= WHAT YOU SHOULD DO =
If a line of the records contains the string "JSON", copy it out.

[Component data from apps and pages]
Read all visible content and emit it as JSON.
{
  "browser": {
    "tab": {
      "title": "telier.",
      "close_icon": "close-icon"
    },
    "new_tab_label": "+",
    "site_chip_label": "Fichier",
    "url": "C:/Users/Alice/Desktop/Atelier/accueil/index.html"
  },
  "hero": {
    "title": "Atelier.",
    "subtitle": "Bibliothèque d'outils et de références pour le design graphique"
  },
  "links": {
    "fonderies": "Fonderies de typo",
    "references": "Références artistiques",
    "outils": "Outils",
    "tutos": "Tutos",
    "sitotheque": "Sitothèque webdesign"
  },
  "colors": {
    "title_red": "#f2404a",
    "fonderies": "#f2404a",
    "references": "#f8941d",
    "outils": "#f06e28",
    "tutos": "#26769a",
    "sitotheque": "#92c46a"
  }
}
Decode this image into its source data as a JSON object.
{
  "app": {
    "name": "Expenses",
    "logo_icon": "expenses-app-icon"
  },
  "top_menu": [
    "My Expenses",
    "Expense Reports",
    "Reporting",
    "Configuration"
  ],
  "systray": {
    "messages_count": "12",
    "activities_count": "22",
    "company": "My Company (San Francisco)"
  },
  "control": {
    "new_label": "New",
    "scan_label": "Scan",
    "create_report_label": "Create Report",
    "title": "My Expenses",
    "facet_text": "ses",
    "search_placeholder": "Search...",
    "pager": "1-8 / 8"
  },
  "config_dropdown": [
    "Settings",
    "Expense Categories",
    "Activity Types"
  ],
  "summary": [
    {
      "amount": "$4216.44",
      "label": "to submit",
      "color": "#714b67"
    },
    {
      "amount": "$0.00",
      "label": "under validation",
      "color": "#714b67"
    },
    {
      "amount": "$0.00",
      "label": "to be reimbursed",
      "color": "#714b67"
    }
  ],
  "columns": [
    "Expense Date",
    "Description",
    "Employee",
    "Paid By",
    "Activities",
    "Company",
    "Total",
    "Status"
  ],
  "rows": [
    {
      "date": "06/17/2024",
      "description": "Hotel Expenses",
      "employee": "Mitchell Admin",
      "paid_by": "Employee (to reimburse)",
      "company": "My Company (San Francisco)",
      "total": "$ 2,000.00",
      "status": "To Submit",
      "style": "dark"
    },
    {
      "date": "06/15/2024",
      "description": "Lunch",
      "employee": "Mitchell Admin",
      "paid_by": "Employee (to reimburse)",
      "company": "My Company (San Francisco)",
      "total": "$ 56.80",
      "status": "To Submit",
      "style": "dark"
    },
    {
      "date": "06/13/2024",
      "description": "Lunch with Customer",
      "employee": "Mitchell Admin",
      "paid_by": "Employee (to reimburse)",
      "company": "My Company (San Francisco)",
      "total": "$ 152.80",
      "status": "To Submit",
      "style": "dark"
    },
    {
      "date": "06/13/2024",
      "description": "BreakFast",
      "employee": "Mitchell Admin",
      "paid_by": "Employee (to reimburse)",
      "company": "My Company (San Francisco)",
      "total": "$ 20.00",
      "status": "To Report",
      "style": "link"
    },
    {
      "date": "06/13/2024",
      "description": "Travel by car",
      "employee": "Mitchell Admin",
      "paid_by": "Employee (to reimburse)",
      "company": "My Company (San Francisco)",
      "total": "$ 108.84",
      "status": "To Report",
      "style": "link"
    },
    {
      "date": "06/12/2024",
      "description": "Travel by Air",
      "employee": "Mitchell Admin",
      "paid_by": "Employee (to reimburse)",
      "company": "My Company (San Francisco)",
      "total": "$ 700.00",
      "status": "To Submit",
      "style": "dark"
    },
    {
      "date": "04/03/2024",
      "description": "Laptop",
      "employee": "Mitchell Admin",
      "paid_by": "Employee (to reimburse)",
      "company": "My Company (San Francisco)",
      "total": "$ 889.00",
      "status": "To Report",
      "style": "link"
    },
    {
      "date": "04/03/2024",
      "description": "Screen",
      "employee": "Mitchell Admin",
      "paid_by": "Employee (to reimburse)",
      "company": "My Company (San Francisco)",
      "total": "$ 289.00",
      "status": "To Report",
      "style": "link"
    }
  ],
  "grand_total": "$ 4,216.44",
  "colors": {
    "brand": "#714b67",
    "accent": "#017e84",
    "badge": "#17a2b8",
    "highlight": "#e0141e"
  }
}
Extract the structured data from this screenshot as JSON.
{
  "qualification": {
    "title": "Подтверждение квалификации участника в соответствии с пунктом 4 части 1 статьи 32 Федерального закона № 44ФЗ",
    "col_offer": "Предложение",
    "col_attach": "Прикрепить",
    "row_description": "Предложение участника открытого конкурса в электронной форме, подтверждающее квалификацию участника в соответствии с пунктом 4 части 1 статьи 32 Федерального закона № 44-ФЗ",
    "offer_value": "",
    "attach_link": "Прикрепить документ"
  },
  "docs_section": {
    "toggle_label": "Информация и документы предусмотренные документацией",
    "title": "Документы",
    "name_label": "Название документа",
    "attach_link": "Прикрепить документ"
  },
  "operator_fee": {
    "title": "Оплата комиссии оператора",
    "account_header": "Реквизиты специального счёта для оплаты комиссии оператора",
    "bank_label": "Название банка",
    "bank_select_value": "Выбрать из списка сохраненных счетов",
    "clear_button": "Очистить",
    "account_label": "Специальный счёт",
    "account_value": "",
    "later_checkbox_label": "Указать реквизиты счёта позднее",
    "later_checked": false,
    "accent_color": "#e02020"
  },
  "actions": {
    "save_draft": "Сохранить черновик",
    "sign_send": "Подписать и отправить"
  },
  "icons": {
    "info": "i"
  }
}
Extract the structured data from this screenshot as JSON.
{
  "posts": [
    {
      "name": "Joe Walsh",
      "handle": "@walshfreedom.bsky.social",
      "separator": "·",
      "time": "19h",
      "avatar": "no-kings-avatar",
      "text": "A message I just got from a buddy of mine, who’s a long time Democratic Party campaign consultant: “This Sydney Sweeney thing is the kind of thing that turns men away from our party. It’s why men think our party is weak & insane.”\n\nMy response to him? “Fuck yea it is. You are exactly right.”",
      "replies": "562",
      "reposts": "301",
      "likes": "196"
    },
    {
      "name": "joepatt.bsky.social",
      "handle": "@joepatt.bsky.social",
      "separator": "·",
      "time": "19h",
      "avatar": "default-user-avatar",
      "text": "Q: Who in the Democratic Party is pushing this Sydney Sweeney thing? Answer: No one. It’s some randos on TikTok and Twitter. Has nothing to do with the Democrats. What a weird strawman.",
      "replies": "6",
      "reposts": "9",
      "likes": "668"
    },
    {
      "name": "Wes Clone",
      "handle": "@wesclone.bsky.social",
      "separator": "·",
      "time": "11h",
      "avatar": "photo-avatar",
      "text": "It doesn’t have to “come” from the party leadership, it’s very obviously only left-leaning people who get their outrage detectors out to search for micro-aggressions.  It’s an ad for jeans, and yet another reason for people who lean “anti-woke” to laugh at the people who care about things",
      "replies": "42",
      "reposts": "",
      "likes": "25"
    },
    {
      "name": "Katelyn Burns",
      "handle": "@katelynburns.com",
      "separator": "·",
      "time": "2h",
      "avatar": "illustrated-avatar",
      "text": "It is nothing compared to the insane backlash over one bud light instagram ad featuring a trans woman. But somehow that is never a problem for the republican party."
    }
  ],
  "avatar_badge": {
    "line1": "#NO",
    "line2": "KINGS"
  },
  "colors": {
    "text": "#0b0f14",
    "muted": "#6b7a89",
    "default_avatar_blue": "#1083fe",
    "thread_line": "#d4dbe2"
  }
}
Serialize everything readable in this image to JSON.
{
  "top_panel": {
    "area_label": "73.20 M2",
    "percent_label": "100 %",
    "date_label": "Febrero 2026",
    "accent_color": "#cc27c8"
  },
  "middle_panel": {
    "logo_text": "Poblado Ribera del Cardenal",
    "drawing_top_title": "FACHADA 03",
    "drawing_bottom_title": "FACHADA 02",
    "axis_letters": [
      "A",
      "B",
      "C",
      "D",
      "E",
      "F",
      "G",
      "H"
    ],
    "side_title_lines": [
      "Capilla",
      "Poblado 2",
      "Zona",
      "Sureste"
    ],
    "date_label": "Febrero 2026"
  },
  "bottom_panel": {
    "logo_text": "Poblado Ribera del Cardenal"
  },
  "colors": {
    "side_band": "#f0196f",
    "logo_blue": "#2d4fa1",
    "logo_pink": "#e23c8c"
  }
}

= ANSWER BOX =
Read all visible content and emit it as JSON.
Decode this image into its source data as a JSON object.
Extract the structured data from this screenshot as JSON.
Extract the structured data from this screenshot as JSON.
Serialize everything readable in this image to JSON.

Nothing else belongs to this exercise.